Exercise objective: Check every line of the material for the word "amount". Copy those that have it.

Records shown:
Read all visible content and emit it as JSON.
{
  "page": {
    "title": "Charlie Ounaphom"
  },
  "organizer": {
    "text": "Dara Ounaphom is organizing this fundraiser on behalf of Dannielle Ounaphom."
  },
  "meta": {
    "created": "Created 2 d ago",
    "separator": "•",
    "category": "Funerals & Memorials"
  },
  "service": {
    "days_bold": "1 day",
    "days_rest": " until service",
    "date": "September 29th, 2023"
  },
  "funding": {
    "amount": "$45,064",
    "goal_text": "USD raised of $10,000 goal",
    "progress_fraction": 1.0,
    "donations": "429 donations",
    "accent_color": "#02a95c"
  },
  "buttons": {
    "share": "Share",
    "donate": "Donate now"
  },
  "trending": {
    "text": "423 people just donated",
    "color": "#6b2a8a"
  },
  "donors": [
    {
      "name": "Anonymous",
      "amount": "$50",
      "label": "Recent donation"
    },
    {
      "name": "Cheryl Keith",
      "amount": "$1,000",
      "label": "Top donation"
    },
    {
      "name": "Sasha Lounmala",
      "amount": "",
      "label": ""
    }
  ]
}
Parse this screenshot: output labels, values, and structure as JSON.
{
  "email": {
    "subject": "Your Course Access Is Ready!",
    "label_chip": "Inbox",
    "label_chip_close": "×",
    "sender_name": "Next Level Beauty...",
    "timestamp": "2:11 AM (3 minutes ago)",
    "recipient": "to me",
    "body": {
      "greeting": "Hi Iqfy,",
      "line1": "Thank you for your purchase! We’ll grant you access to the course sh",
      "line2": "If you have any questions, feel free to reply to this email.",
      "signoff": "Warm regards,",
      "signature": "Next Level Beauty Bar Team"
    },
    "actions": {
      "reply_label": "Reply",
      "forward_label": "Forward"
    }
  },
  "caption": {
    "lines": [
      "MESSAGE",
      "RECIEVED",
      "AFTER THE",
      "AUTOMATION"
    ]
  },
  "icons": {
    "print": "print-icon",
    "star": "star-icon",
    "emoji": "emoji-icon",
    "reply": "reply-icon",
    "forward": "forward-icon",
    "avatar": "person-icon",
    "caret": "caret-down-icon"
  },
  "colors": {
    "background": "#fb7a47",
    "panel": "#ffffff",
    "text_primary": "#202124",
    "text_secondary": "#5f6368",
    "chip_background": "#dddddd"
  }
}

Problem solution:
    "amount": "$45,064",
      "amount": "$50",
      "amount": "$1,000",
      "amount": "",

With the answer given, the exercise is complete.